What Is Vector Control - Mitsubishi Electric FR-A700 Instruction Manual

Fr-a700 series to 03460-na/09620-na/00330-n4/00170-n4.

4.3.1

What is vector control?
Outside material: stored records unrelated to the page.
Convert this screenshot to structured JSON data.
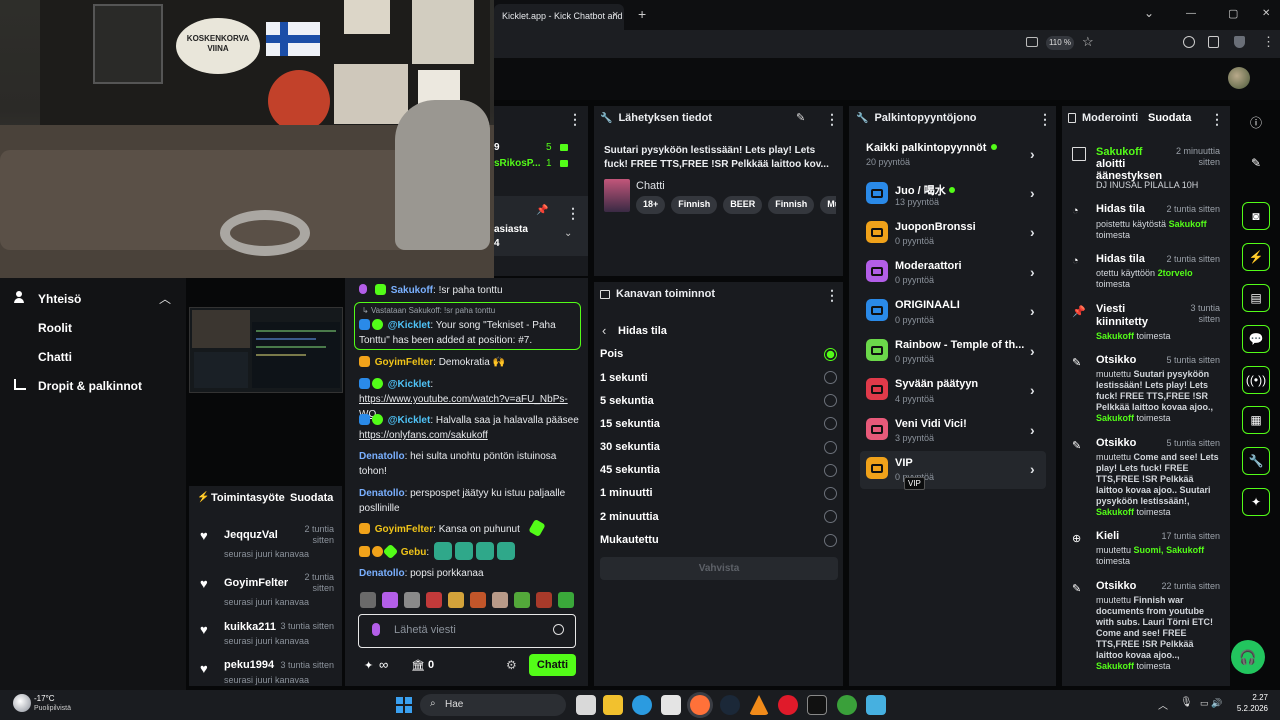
{
  "browser": {
    "tab_title": "Kicklet.app - Kick Chatbot and C",
    "zoom": "110 %",
    "close_tab": "×",
    "new_tab": "+",
    "win_min": "—",
    "win_max": "▢",
    "win_close": "✕",
    "chevron": "⌄"
  },
  "colors": {
    "kick_green": "#53fc18",
    "panel": "#191b1f",
    "bg": "#070809"
  },
  "left": {
    "section_title": "Yhteisö",
    "items": [
      "Roolit",
      "Chatti",
      "Dropit & palkinnot"
    ]
  },
  "partial_panel": {
    "num1": "9",
    "num2": "5",
    "num3": "1",
    "name": "sRikosP...",
    "text1": "asiasta",
    "text2": "4"
  },
  "activity": {
    "title": "Toimintasyöte",
    "filter": "Suodata",
    "items": [
      {
        "name": "JeqquzVal",
        "time": "2 tuntia sitten",
        "desc": "seurasi juuri kanavaa"
      },
      {
        "name": "GoyimFelter",
        "time": "2 tuntia sitten",
        "desc": "seurasi juuri kanavaa"
      },
      {
        "name": "kuikka211",
        "time": "3 tuntia sitten",
        "desc": "seurasi juuri kanavaa"
      },
      {
        "name": "peku1994",
        "time": "3 tuntia sitten",
        "desc": "seurasi juuri kanavaa"
      }
    ]
  },
  "chat": {
    "l1": {
      "user": "Sakukoff",
      "msg": ": !sr paha tonttu"
    },
    "reply": "Vastataan Sakukoff: !sr paha tonttu",
    "l2": {
      "user": "@Kicklet",
      "msg": ": Your song \"Tekniset - Paha Tonttu\" has been added at position: #7."
    },
    "l3": {
      "user": "GoyimFelter",
      "msg": ": Demokratia"
    },
    "l4": {
      "user": "@Kicklet",
      "msg": ": ",
      "link": "https://www.youtube.com/watch?v=aFU_NbPs-WQ"
    },
    "l5": {
      "user": "@Kicklet",
      "msg": ": Halvalla saa ja halavalla pääsee ",
      "link": "https://onlyfans.com/sakukoff"
    },
    "l6": {
      "user": "Denatollo",
      "msg": ": hei sulta unohtu pöntön istuinosa tohon!"
    },
    "l7": {
      "user": "Denatollo",
      "msg": ": perspospet jäätyy ku istuu paljaalle posllinille"
    },
    "l8": {
      "user": "GoyimFelter",
      "msg": ": Kansa on puhunut"
    },
    "l9": {
      "user": "Gebu",
      "msg": ":"
    },
    "l10": {
      "user": "Denatollo",
      "msg": ": popsi porkkanaa"
    },
    "input_placeholder": "Lähetä viesti",
    "points": "0",
    "send": "Chatti"
  },
  "stream_info": {
    "title": "Lähetyksen tiedot",
    "stream_title": "Suutari pysyköön lestissään! Lets play! Lets fuck! FREE TTS,FREE !SR Pelkkää laittoo kov...",
    "category": "Chatti",
    "tags": [
      "18+",
      "Finnish",
      "BEER",
      "Finnish",
      "Mu"
    ]
  },
  "channel_actions": {
    "title": "Kanavan toiminnot",
    "back": "Hidas tila",
    "options": [
      "Pois",
      "1 sekunti",
      "5 sekuntia",
      "15 sekuntia",
      "30 sekuntia",
      "45 sekuntia",
      "1 minuutti",
      "2 minuuttia",
      "Mukautettu"
    ],
    "selected": 0,
    "confirm": "Vahvista"
  },
  "rewards": {
    "title": "Palkintopyyntöjono",
    "all": {
      "name": "Kaikki palkintopyynnöt",
      "count": "20 pyyntöä"
    },
    "items": [
      {
        "name": "Juo / 喝水",
        "count": "13 pyyntöä",
        "color": "#2a8ae8",
        "dot": true
      },
      {
        "name": "JuoponBronssi",
        "count": "0 pyyntöä",
        "color": "#f0a21a",
        "dot": false
      },
      {
        "name": "Moderaattori",
        "count": "0 pyyntöä",
        "color": "#b35ee8",
        "dot": false
      },
      {
        "name": "ORIGINAALI",
        "count": "0 pyyntöä",
        "color": "#2a8ae8",
        "dot": false
      },
      {
        "name": "Rainbow - Temple of th...",
        "count": "0 pyyntöä",
        "color": "#6bd84a",
        "dot": false
      },
      {
        "name": "Syvään päätyyn",
        "count": "4 pyyntöä",
        "color": "#e03a4a",
        "dot": false
      },
      {
        "name": "Veni Vidi Vici!",
        "count": "3 pyyntöä",
        "color": "#e85a7a",
        "dot": false
      },
      {
        "name": "VIP",
        "count": "0 pyyntöä",
        "color": "#f0a21a",
        "dot": false
      }
    ],
    "tooltip": "VIP"
  },
  "moderation": {
    "title": "Moderointi",
    "filter": "Suodata",
    "items": [
      {
        "title": "Sakukoff aloitti äänestyksen",
        "time": "2 minuuttia sitten",
        "desc": "DJ INUSAL PILALLA 10H"
      },
      {
        "title": "Hidas tila",
        "time": "2 tuntia sitten",
        "desc": "poistettu käytöstä",
        "by": "Sakukoff",
        "suffix": "toimesta"
      },
      {
        "title": "Hidas tila",
        "time": "2 tuntia sitten",
        "desc": "otettu käyttöön",
        "by": "2torvelo",
        "suffix": "toimesta"
      },
      {
        "title": "Viesti kiinnitetty",
        "time": "3 tuntia sitten",
        "desc": "",
        "by": "Sakukoff",
        "suffix": "toimesta"
      },
      {
        "title": "Otsikko",
        "time": "5 tuntia sitten",
        "desc": "muutettu",
        "bold": "Suutari pysyköön lestissään! Lets play! Lets fuck! FREE TTS,FREE !SR Pelkkää laittoo kovaa ajoo.,",
        "by": "Sakukoff",
        "suffix": "toimesta"
      },
      {
        "title": "Otsikko",
        "time": "5 tuntia sitten",
        "desc": "muutettu",
        "bold": "Come and see! Lets play! Lets fuck! FREE TTS,FREE !SR Pelkkää laittoo kovaa ajoo.. Suutari pysyköön lestissään!,",
        "by": "Sakukoff",
        "suffix": "toimesta"
      },
      {
        "title": "Kieli",
        "time": "17 tuntia sitten",
        "desc": "muutettu",
        "bold": "Suomi,",
        "by": "Sakukoff",
        "suffix": "toimesta"
      },
      {
        "title": "Otsikko",
        "time": "22 tuntia sitten",
        "desc": "muutettu",
        "bold": "Finnish war documents from youtube with subs. Lauri Törni ETC! Come and see! FREE TTS,FREE !SR Pelkkää laittoo kovaa ajoo..,",
        "by": "Sakukoff",
        "suffix": "toimesta"
      }
    ]
  },
  "cam": {
    "sign": "KOSKENKORVA VIINA"
  },
  "taskbar": {
    "temp": "-17°C",
    "weather": "Puolipilvistä",
    "search": "Hae",
    "time": "2.27",
    "date": "5.2.2026"
  }
}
Vector control is one of the control techniques for driving an induction motor. To help explain vector control, the
fundamental equivalent circuit of an induction motor is shown below:
im
r
1
In the above diagram, currents flowing in the induction motor can be classified into a current id (excitation current) for
making a magnetic flux in the motor and a current iq (torque current) for causing the motor to develop a torque.
iq
Motor-generated torque (TM), slip angular velocity (ωs) and the motor's secondary magnetic flux (φ2) can be found by
the following calculation:
∝ φ
⋅ iq
T
M
2
φ
= M ⋅ id
2
iq
ωs =
r2
L2
id
where, L2 = secondary inductance
L2 =
+ M
2
1
2
id
M
iq
motor current im
excitation current
id
r1 : Primary resistance
r2 : Secondary resistance
: Primary leakage inductance
1
: Secondary leakage inductance
2
M : Mutual inductance
r
2
S : Slip
S
id : Excitation current
iq : Torque current
im : Motor current
In vector control, the voltage and output frequency are
calculated to control the motor so that the excitation current
and torque current (as shown in the left figure) flow to the
optimum as described below:
(1) The excitation current is controlled to place the internal
magnetic flux of the motor in the optimum status.
(2) Derive the torque command value so that the
difference between the motor speed command and the
actual speed (speed estimated value for real
sensorless vector control) obtained from the encoder
connected to the motor shaft is zero. Torque current is
controlled so that torque as set in the torque command
is developed.
Vector control provides the following advantages:
(1) Excellent control characteristics when compared to V/
F control and other control techniques, achieving the
control characteristics equal to those of DC machines.
(2) Applicable to fast response applications with which
induction motors were previously regarded as difficult
to use. Applications requiring a wide variable-speed
range from extremely low speed to high speed,
frequent
acceleration/deceleration
(3) Allows torque control.
(4) Allows servo-lock torque control which generates a
torque at zero speed (i.e. status of motor shaft =
stopped). (Cannot be performed under real sensorless
vector control.)
Control mode
4
operations,
89